● **Records for this exercise**:
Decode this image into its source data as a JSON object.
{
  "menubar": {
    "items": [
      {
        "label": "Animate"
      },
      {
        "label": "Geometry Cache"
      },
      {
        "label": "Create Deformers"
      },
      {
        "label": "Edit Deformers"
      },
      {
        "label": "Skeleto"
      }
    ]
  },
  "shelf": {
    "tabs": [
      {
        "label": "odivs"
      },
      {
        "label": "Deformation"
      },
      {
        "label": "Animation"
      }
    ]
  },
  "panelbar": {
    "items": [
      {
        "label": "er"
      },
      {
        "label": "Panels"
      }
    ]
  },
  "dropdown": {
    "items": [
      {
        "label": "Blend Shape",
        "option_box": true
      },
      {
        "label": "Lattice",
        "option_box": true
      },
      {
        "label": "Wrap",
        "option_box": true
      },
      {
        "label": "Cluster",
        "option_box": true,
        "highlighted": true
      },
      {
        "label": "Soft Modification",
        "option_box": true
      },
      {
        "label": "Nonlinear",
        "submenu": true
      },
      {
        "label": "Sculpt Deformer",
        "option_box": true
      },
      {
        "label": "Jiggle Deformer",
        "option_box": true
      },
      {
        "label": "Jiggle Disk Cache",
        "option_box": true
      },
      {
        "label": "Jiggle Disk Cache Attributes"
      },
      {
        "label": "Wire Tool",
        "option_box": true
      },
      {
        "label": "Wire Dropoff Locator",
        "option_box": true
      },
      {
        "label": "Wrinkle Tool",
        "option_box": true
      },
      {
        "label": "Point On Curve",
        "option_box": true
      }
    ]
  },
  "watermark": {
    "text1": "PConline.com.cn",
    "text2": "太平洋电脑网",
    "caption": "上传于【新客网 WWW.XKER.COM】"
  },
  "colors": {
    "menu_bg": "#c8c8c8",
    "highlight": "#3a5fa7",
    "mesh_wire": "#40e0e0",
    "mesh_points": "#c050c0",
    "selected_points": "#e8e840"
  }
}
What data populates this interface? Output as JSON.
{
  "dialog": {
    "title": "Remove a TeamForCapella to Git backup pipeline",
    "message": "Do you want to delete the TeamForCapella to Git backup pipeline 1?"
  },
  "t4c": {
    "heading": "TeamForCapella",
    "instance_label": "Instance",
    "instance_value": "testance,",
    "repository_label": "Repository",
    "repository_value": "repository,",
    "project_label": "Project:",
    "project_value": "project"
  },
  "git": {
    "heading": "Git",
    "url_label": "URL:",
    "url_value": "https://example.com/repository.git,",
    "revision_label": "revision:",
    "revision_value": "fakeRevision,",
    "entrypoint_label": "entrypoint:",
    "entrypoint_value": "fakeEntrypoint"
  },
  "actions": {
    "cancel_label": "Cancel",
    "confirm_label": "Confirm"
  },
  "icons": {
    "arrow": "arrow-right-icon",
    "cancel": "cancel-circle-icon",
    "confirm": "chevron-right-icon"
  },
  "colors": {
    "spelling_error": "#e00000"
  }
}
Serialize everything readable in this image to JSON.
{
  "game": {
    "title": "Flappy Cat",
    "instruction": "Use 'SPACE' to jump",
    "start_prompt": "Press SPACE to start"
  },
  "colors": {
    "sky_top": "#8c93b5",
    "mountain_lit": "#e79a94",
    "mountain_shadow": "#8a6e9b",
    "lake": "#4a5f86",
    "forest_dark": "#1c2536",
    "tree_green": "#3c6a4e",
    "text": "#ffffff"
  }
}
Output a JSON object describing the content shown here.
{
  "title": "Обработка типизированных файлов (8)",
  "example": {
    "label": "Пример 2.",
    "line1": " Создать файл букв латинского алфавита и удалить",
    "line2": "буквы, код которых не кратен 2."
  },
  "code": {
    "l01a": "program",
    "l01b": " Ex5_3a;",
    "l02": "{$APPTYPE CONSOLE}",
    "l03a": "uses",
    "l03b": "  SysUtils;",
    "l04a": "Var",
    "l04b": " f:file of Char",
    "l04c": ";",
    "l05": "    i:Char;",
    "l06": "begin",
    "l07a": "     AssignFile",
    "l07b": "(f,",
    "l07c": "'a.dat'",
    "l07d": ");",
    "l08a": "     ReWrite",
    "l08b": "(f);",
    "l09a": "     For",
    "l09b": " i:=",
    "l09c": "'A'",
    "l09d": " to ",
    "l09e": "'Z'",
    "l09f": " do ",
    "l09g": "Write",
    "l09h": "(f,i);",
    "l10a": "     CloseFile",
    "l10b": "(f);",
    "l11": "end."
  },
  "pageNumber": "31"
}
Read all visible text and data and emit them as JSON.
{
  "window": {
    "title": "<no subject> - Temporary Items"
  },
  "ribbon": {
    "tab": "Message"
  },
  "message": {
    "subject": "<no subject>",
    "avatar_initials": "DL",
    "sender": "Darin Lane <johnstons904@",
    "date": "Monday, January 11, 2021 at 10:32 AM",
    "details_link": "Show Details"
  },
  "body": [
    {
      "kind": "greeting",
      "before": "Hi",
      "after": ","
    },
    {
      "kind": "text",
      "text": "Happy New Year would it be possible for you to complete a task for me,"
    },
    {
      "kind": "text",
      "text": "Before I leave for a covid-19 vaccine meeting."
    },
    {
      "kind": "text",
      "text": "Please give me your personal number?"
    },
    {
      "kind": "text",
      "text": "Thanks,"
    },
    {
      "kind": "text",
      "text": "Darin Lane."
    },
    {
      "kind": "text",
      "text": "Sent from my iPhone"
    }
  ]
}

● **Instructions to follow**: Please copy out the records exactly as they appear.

● **Exercise solution**:
Decode this image into its source data as a JSON object.
{
  "menubar": {
    "items": [
      {
        "label": "Animate"
      },
      {
        "label": "Geometry Cache"
      },
      {
        "label": "Create Deformers"
      },
      {
        "label": "Edit Deformers"
      },
      {
        "label": "Skeleto"
      }
    ]
  },
  "shelf": {
    "tabs": [
      {
        "label": "odivs"
      },
      {
        "label": "Deformation"
      },
      {
        "label": "Animation"
      }
    ]
  },
  "panelbar": {
    "items": [
      {
        "label": "er"
      },
      {
        "label": "Panels"
      }
    ]
  },
  "dropdown": {
    "items": [
      {
        "label": "Blend Shape",
        "option_box": true
      },
      {
        "label": "Lattice",
        "option_box": true
      },
      {
        "label": "Wrap",
        "option_box": true
      },
      {
        "label": "Cluster",
        "option_box": true,
        "highlighted": true
      },
      {
        "label": "Soft Modification",
        "option_box": true
      },
      {
        "label": "Nonlinear",
        "submenu": true
      },
      {
        "label": "Sculpt Deformer",
        "option_box": true
      },
      {
        "label": "Jiggle Deformer",
        "option_box": true
      },
      {
        "label": "Jiggle Disk Cache",
        "option_box": true
      },
      {
        "label": "Jiggle Disk Cache Attributes"
      },
      {
        "label": "Wire Tool",
        "option_box": true
      },
      {
        "label": "Wire Dropoff Locator",
        "option_box": true
      },
      {
        "label": "Wrinkle Tool",
        "option_box": true
      },
      {
        "label": "Point On Curve",
        "option_box": true
      }
    ]
  },
  "watermark": {
    "text1": "PConline.com.cn",
    "text2": "太平洋电脑网",
    "caption": "上传于【新客网 WWW.XKER.COM】"
  },
  "colors": {
    "menu_bg": "#c8c8c8",
    "highlight": "#3a5fa7",
    "mesh_wire": "#40e0e0",
    "mesh_points": "#c050c0",
    "selected_points": "#e8e840"
  }
}
What data populates this interface? Output as JSON.
{
  "dialog": {
    "title": "Remove a TeamForCapella to Git backup pipeline",
    "message": "Do you want to delete the TeamForCapella to Git backup pipeline 1?"
  },
  "t4c": {
    "heading": "TeamForCapella",
    "instance_label": "Instance",
    "instance_value": "testance,",
    "repository_label": "Repository",
    "repository_value": "repository,",
    "project_label": "Project:",
    "project_value": "project"
  },
  "git": {
    "heading": "Git",
    "url_label": "URL:",
    "url_value": "https://example.com/repository.git,",
    "revision_label": "revision:",
    "revision_value": "fakeRevision,",
    "entrypoint_label": "entrypoint:",
    "entrypoint_value": "fakeEntrypoint"
  },
  "actions": {
    "cancel_label": "Cancel",
    "confirm_label": "Confirm"
  },
  "icons": {
    "arrow": "arrow-right-icon",
    "cancel": "cancel-circle-icon",
    "confirm": "chevron-right-icon"
  },
  "colors": {
    "spelling_error": "#e00000"
  }
}
Serialize everything readable in this image to JSON.
{
  "game": {
    "title": "Flappy Cat",
    "instruction": "Use 'SPACE' to jump",
    "start_prompt": "Press SPACE to start"
  },
  "colors": {
    "sky_top": "#8c93b5",
    "mountain_lit": "#e79a94",
    "mountain_shadow": "#8a6e9b",
    "lake": "#4a5f86",
    "forest_dark": "#1c2536",
    "tree_green": "#3c6a4e",
    "text": "#ffffff"
  }
}
Output a JSON object describing the content shown here.
{
  "title": "Обработка типизированных файлов (8)",
  "example": {
    "label": "Пример 2.",
    "line1": " Создать файл букв латинского алфавита и удалить",
    "line2": "буквы, код которых не кратен 2."
  },
  "code": {
    "l01a": "program",
    "l01b": " Ex5_3a;",
    "l02": "{$APPTYPE CONSOLE}",
    "l03a": "uses",
    "l03b": "  SysUtils;",
    "l04a": "Var",
    "l04b": " f:file of Char",
    "l04c": ";",
    "l05": "    i:Char;",
    "l06": "begin",
    "l07a": "     AssignFile",
    "l07b": "(f,",
    "l07c": "'a.dat'",
    "l07d": ");",
    "l08a": "     ReWrite",
    "l08b": "(f);",
    "l09a": "     For",
    "l09b": " i:=",
    "l09c": "'A'",
    "l09d": " to ",
    "l09e": "'Z'",
    "l09f": " do ",
    "l09g": "Write",
    "l09h": "(f,i);",
    "l10a": "     CloseFile",
    "l10b": "(f);",
    "l11": "end."
  },
  "pageNumber": "31"
}
Read all visible text and data and emit them as JSON.
{
  "window": {
    "title": "<no subject> - Temporary Items"
  },
  "ribbon": {
    "tab": "Message"
  },
  "message": {
    "subject": "<no subject>",
    "avatar_initials": "DL",
    "sender": "Darin Lane <johnstons904@",
    "date": "Monday, January 11, 2021 at 10:32 AM",
    "details_link": "Show Details"
  },
  "body": [
    {
      "kind": "greeting",
      "before": "Hi",
      "after": ","
    },
    {
      "kind": "text",
      "text": "Happy New Year would it be possible for you to complete a task for me,"
    },
    {
      "kind": "text",
      "text": "Before I leave for a covid-19 vaccine meeting."
    },
    {
      "kind": "text",
      "text": "Please give me your personal number?"
    },
    {
      "kind": "text",
      "text": "Thanks,"
    },
    {
      "kind": "text",
      "text": "Darin Lane."
    },
    {
      "kind": "text",
      "text": "Sent from my iPhone"
    }
  ]
}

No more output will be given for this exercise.